Determine how many lines in the records below contain "icon", then state that number alone.

....................

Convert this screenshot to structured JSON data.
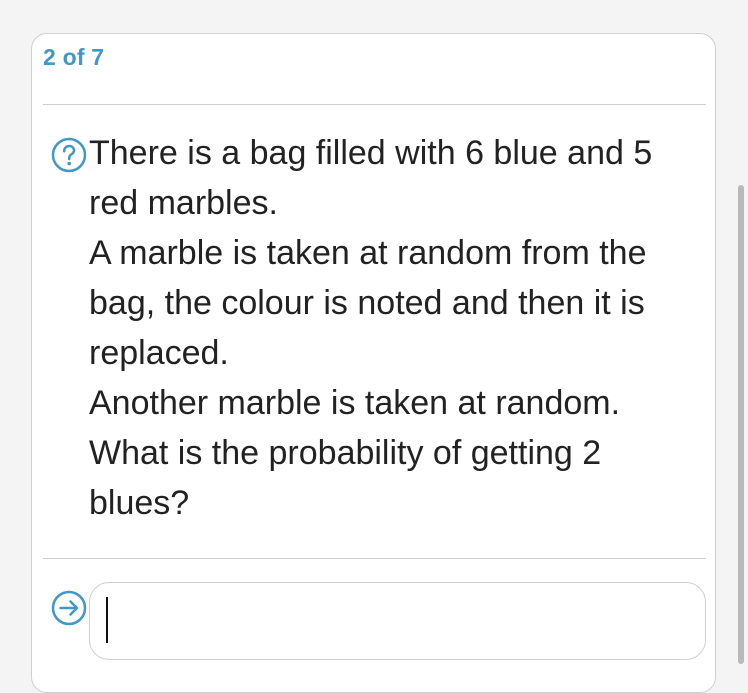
{
  "progress": {
    "text": "2 of 7"
  },
  "question": {
    "icon": "help-circle-icon",
    "lines": [
      "There is a bag filled with 6 blue and 5",
      "red marbles.",
      "A marble is taken at random from the",
      "bag, the colour is noted and then it is",
      "replaced.",
      "Another marble is taken at random.",
      "What is the probability of getting 2",
      "blues?"
    ]
  },
  "answer": {
    "icon": "arrow-right-circle-icon",
    "value": "",
    "placeholder": ""
  },
  "colors": {
    "accent": "#3f98c6",
    "border": "#cfcfcf",
    "text": "#222222",
    "background": "#f4f4f4"
  }
}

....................

■ **ANSWER BOX**: 2